The question of non standard form


METU Journal of the Faculty of Architecture, vol.25, no.2, pp.171-183, 2008 (AHCI) identifier identifier

  • Publication Type: Article / Article
  • Volume: 25 Issue: 2
  • Publication Date: 2008
  • Journal Name: METU Journal of the Faculty of Architecture
  • Journal Indexes: Arts and Humanities Citation Index (AHCI)
  • Page Numbers: pp.171-183
  • Keywords: non standard, organic, formal processes, formalism, intuitionism
  • Middle East Technical University Affiliated: Yes


Originally written as a curatorial essay for the international architectural exhibition "Non Standard Architectures" at the Centre Pompidou, Paris (2002-2003), this paper discusses the formal and epistemic implications of the advent of this new paradigm (1). The non standard inscribes itself within the realm of contemporary architectural experimentations making extensive use of recent computational design technologies and its formal catalogue is marked by highly complex dynamic forms that indicate a revival of the organic tradition.
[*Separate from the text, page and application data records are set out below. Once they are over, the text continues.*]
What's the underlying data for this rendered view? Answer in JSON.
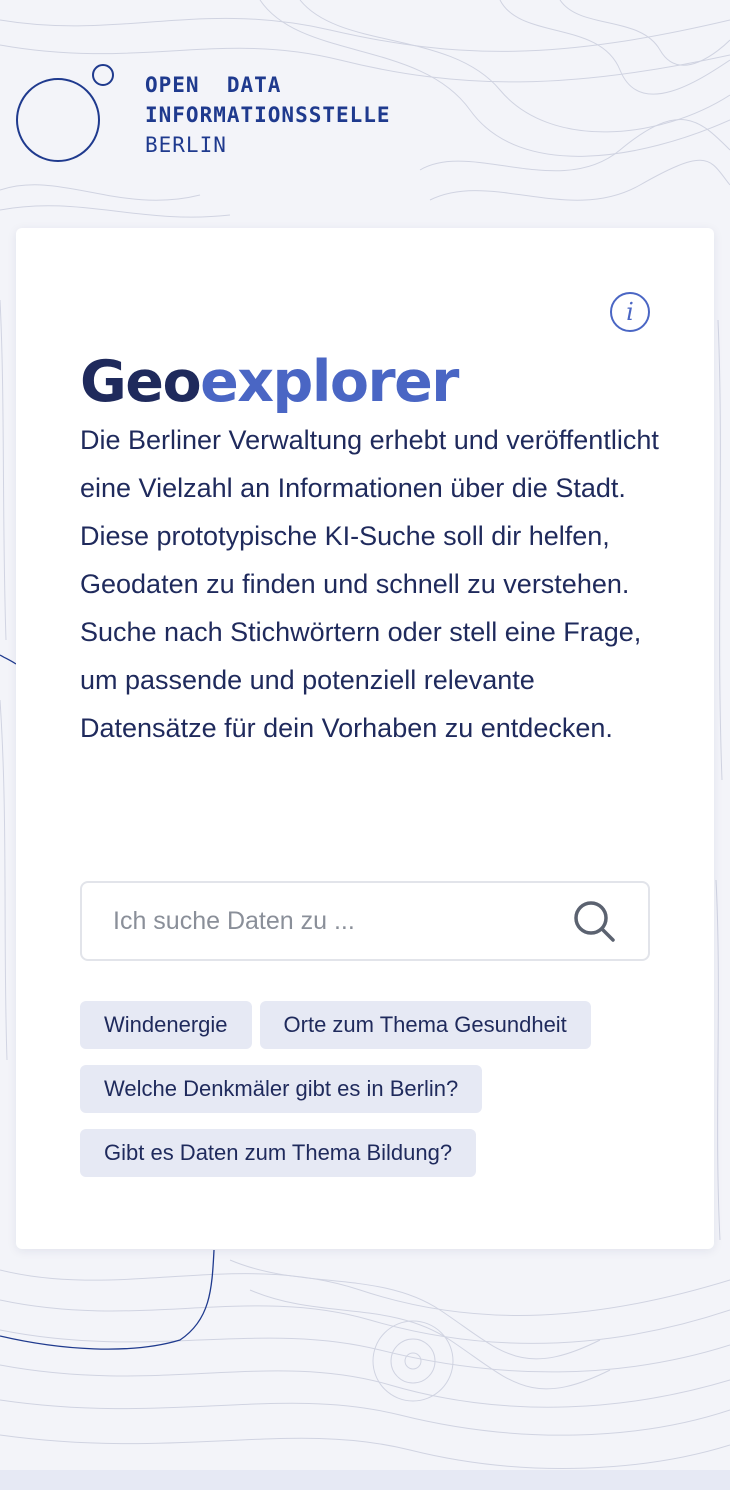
{
  "logo": {
    "line1": "OPEN  DATA",
    "line2": "INFORMATIONSSTELLE",
    "line3": "BERLIN"
  },
  "info_button": {
    "glyph": "i",
    "icon": "info-icon"
  },
  "title": {
    "part1": "Geo",
    "part2": "explorer"
  },
  "description": "Die Berliner Verwaltung erhebt und veröffentlicht eine Vielzahl an Informationen über die Stadt. Diese prototypische KI-Suche soll dir helfen, Geodaten zu finden und schnell zu verstehen. Suche nach Stichwörtern oder stell eine Frage, um passende und potenziell relevante Datensätze für dein Vorhaben zu entdecken.",
  "search": {
    "placeholder": "Ich suche Daten zu ...",
    "value": "",
    "icon": "search-icon"
  },
  "suggestions": [
    "Windenergie",
    "Orte zum Thema Gesundheit",
    "Welche Denkmäler gibt es in Berlin?",
    "Gibt es Daten zum Thema Bildung?"
  ],
  "colors": {
    "navy": "#1f2a5c",
    "accent_blue": "#4a66c4",
    "logo_blue": "#1f3a8e",
    "chip_bg": "#e6e9f4",
    "page_bg": "#f3f4f9"
  }
}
The paper recasts this recent organicism in historical continuity with the early modern organic tradition, in order to highlight and reassess this formal tradition resurfacing today. Early modernist and non standard instances of the organic lineage show a remarkable formal reminiscence which conceals however significant epistemological, perceptual, geometric/mathematical and technological distinctions. The paper discusses this reminiscence in terms of a powerful 'gestalt switch' which is both perceptual and epistemic. The modernist mechanic-organic debate is hence revisited in terms of a basic epistemological distinction which invariably associates intelligibility in formal processes with stability and identity, as displayed in typical, standardized forms, while organic formal processes are defined as individualistic, subjectivist, intuitionist processes that escape systematic analysis and rationalization. The debate invariably records a negative anchorage of the organic in modernist thinking, as a counter-modern instrument denouncing mechanic normativity or standardization.